The key to the book is Greear's four-part "Gospel Prayer." (1) “In Christ, there is nothing I can do that would make You love me more, and nothing I have done that makes You love me less.” (2) “Your presence and approval are all I need for everlasting joy.” (3) “As You have been to me, so I will be to others.” (4) "As I pray, I’ll measure Your compassion by the cross and Your power by the resurrection.”
Here are a few of my favorite quotes from the book.
The gospel is not just supposed to be our ticket into heaven; it is to be an entirely new basis for how we relate to God, ourselves, and others. It is to be the source from which everything else flows (p. 9).
Obedience that does not flow from love ends up being drudgery— both to us, and to God. The gospel turns that drudgery into delight. It changes us from being slaves who have to obey God to sons and daughters who want to obey God. Again, God is not just after obedience; He’s after a whole new kind of obedience— an obedience that is filled with desire (p. 23).
Preach the gospel to yourself. You must tell yourself that because of Jesus you have the absolute approval of the only One whose opinion really matters (p. 54).
Gospel change is the Spirit of God using the story of God to make the beauty of God come alive in our hearts (p. 65).
Believing the gospel is not only the way we become Christians, it is the power that enables us to do, every moment of every day, the very things Jesus commands us to do (p.103).

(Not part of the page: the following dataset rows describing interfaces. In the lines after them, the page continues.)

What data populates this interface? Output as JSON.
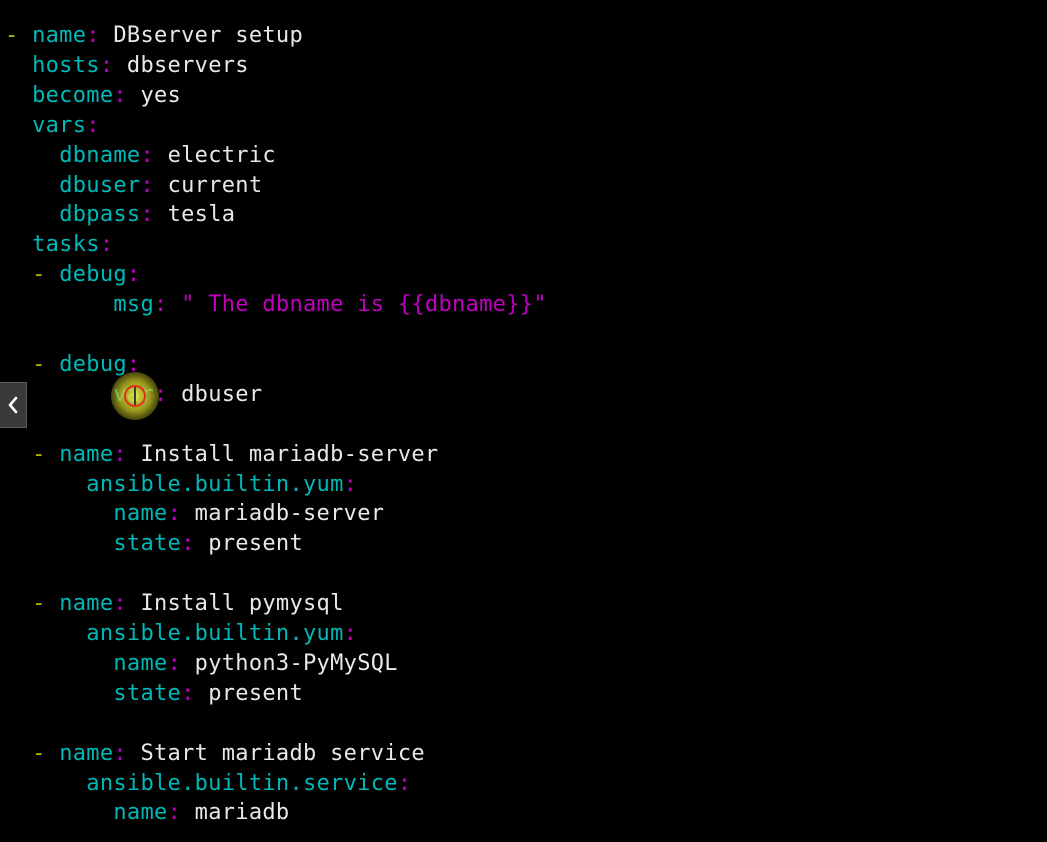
{
  "document_marker": "---",
  "lines": [
    {
      "indent": "",
      "dash": "-",
      "key": "name",
      "value": "DBserver setup"
    },
    {
      "indent": "  ",
      "key": "hosts",
      "value": "dbservers"
    },
    {
      "indent": "  ",
      "key": "become",
      "value": "yes"
    },
    {
      "indent": "  ",
      "key": "vars",
      "value": ""
    },
    {
      "indent": "    ",
      "key": "dbname",
      "value": "electric"
    },
    {
      "indent": "    ",
      "key": "dbuser",
      "value": "current"
    },
    {
      "indent": "    ",
      "key": "dbpass",
      "value": "tesla"
    },
    {
      "indent": "  ",
      "key": "tasks",
      "value": ""
    },
    {
      "indent": "    ",
      "dash": "-",
      "key": "debug",
      "value": ""
    },
    {
      "indent": "        ",
      "key": "msg",
      "string": "\" The dbname is {{dbname}}\""
    },
    {
      "blank": true
    },
    {
      "indent": "    ",
      "dash": "-",
      "key": "debug",
      "value": ""
    },
    {
      "indent": "        ",
      "key": "var",
      "value": "dbuser"
    },
    {
      "blank": true
    },
    {
      "indent": "    ",
      "dash": "-",
      "key": "name",
      "value": "Install mariadb-server"
    },
    {
      "indent": "      ",
      "key": "ansible.builtin.yum",
      "value": ""
    },
    {
      "indent": "        ",
      "key": "name",
      "value": "mariadb-server"
    },
    {
      "indent": "        ",
      "key": "state",
      "value": "present"
    },
    {
      "blank": true
    },
    {
      "indent": "    ",
      "dash": "-",
      "key": "name",
      "value": "Install pymysql"
    },
    {
      "indent": "      ",
      "key": "ansible.builtin.yum",
      "value": ""
    },
    {
      "indent": "        ",
      "key": "name",
      "value": "python3-PyMySQL"
    },
    {
      "indent": "        ",
      "key": "state",
      "value": "present"
    },
    {
      "blank": true
    },
    {
      "indent": "    ",
      "dash": "-",
      "key": "name",
      "value": "Start mariadb service"
    },
    {
      "indent": "      ",
      "key": "ansible.builtin.service",
      "value": ""
    },
    {
      "indent": "        ",
      "key": "name",
      "value": "mariadb"
    }
  ],
  "icons": {
    "side_toggle": "chevron-left-icon"
  },
  "colors": {
    "background": "#000000",
    "key": "#00b8b8",
    "dash": "#b5b500",
    "punctuation": "#c000c0",
    "string": "#c000c0",
    "value": "#e8e8e8",
    "doc_marker": "#2f3fd0"
  }
}
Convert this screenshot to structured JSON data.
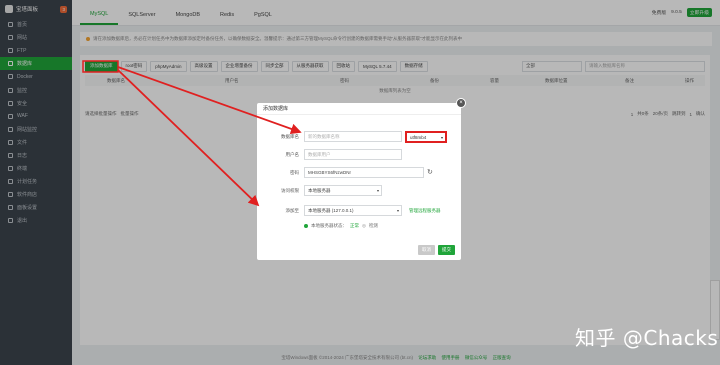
{
  "sidebar": {
    "brand": "宝塔面板",
    "badge": "3",
    "items": [
      {
        "label": "首页"
      },
      {
        "label": "网站"
      },
      {
        "label": "FTP"
      },
      {
        "label": "数据库",
        "active": true
      },
      {
        "label": "Docker"
      },
      {
        "label": "监控"
      },
      {
        "label": "安全"
      },
      {
        "label": "WAF"
      },
      {
        "label": "网站监控"
      },
      {
        "label": "文件"
      },
      {
        "label": "日志"
      },
      {
        "label": "终端"
      },
      {
        "label": "计划任务"
      },
      {
        "label": "软件商店"
      },
      {
        "label": "面板设置"
      },
      {
        "label": "退出"
      }
    ]
  },
  "tabs": [
    "MySQL",
    "SQLServer",
    "MongoDB",
    "Redis",
    "PgSQL"
  ],
  "topright": {
    "status": "免费版",
    "version": "9.0.5",
    "upgrade": "立即升级"
  },
  "notice": "请在添加数据库后，务必在计划任务中为数据库添加定时备份任务，以确保数据安全。温馨提示：通过第三方管理MySQL命令行创建的数据库需要手动“从服务器获取”才能显示在此列表中",
  "toolbar": {
    "buttons": [
      "添加数据库",
      "root密码",
      "phpMyAdmin",
      "高级设置",
      "企业增量备份",
      "同步全部",
      "从服务器获取",
      "回收站",
      "MySQL 5.7.44",
      "数据存储"
    ],
    "filter": "全部",
    "search_placeholder": "请输入数据库名称"
  },
  "table": {
    "headers": [
      "数据库名",
      "用户名",
      "密码",
      "备份",
      "容量",
      "数据库位置",
      "备注",
      "操作"
    ],
    "empty": "数据库列表为空",
    "batch": "请选择批量操作",
    "batch_btn": "批量操作",
    "pager": [
      "1",
      "共0条",
      "20条/页",
      "跳转到",
      "1",
      "确认"
    ]
  },
  "footer": {
    "copyright": "宝塔Windows面板 ©2014-2024 广东堡塔安全技术有限公司 (bt.cn)",
    "links": [
      "论坛求助",
      "使用手册",
      "微信公众号",
      "正版查询"
    ]
  },
  "dialog": {
    "title": "添加数据库",
    "close": "×",
    "fields": {
      "dbname_label": "数据库名",
      "dbname_placeholder": "新的数据库名称",
      "charset": "utf8mb4",
      "user_label": "用户名",
      "user_placeholder": "数据库用户",
      "pwd_label": "密码",
      "pwd_value": "MHSGBYS6fNzwDNr",
      "access_label": "访问权限",
      "access_value": "本地服务器",
      "addto_label": "添加至",
      "addto_value": "本地服务器 (127.0.0.1)",
      "manage_link": "管理远程服务器"
    },
    "status": {
      "text": "本地服务器状态：",
      "ok": "正常",
      "check": "检测"
    },
    "cancel": "取消",
    "submit": "提交"
  },
  "watermark": "知乎 @Chacks",
  "colors": {
    "accent": "#20a53a",
    "sidebar": "#3c444d",
    "annotation": "#e02020"
  }
}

That’s what being “gospel-centered” is really all about— not moving past the gospel, but continually going deeper into it. It’s about realizing that the gospel is the final answer to every issue and problem in life and about seeing the whole world through the lens of the cross (p. 191).
“Preach the gospel. If necessary, use words”? How do you explain the gospel without using words? That’s like saying, “Tell me your phone number. If necessary, use digits.” Your phone number is digits. The gospel is the words announcing what Christ has done. People can’t look at our lives and know the story of Christ. They may see glimpses of the kindness of Christ, but expecting them to get the gospel just by watching us would be like trying to gather information from a newscast with the sound turned off (p. 223).